A printed circuit board is designed to bring electricity to the component of a device. During this journey through the board, electricity produces heat. Why? Electrical current Is an electron flow through a material called “conductor”. Even though the conductor lets in the current, it also offers different levels of resistance. This resistance is converted into thermal energy. It can also be converted into light energy, as in the filament of a light bulb. Sometimes the heat comes from the component itself. This is the case in lighting devices, processors, power supplies, adapters or electric engines who need to produce a lot of torque.
Heat can be a problem in a system and engineers need to find a solution to control the temperature. Why? The answer could be summed up in one word: reliability. Many components are made with silicon and overheating is destructive for this material. The optimum temperature is defined by the suppliers. An increase of 20 ° C reduces the life of the component by 50%. As a result, the service life of the device, which affects reliability, raises warranty issues and ultimately reduces the benefits to the manufacturer. Having a fault on a device is not a good thing for anyone and that is why the temperature needs to be controlled.

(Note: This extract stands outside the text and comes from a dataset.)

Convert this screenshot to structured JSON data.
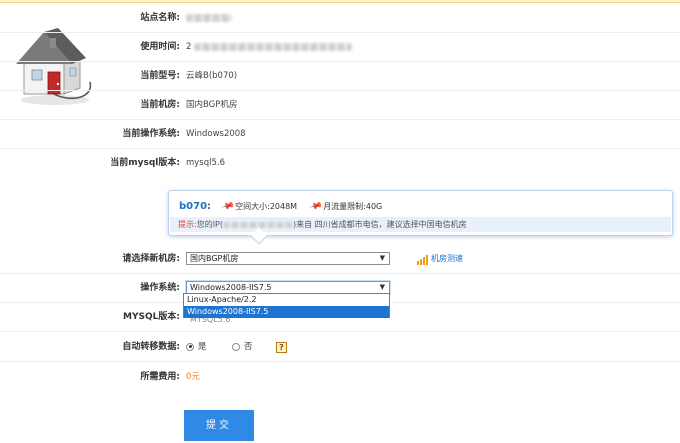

Increasing the gaps between the lines of a PCB can be a good option for controlling heat in the circuit. But the market trend is to reduce the size of the devices, miniaturize the components, the size of the boards, etc. This solution is not often easy to use in the current trend.
A heat sink is attached to the board or component and provides high heat dissipation. The metal removes heat from the circuit and gives a larger area of contact with the environment (fins) to transfer heat.
Thermal Vias are drilled under the component through the board. Vias, which can be plated and not plated, brings fresh air and evacuates heat. Plated vias are more efficient because copper can accumulate more heat.
Copper inlay are large pieces of copper placed inside the vias. This copper mass keeps the temperature down longer because the more mass, the longer it takes to heat. For example, a small pot of water will take less time to boil than a large one. The copper inlay also acts as a radiator and gives more surface contact with the local environment. Copper can also be buried inside the board. This is called embedded copper.
In some complex systems, such as powerful servers or computers, engineers can use a liquid-cooled circuit that works just like an automotive cooling system. The fluid circulates in a closed circuit, removes heat from the board and is cooled in a radiator in contact with a fan or at room temperature.
Most PCBs are made for low voltage or low power application, but the need for high power devices is growing. Heavy Copper technology is designed to increase current carrying capacity, temperature resistance, reduced products size without the risk of failure. When standard PCBs have traces of copper thickness ranging from ½ oz/ft2 to 3 oz/ft2, Heavy Copper may have traces of up to 20 oz/ft2.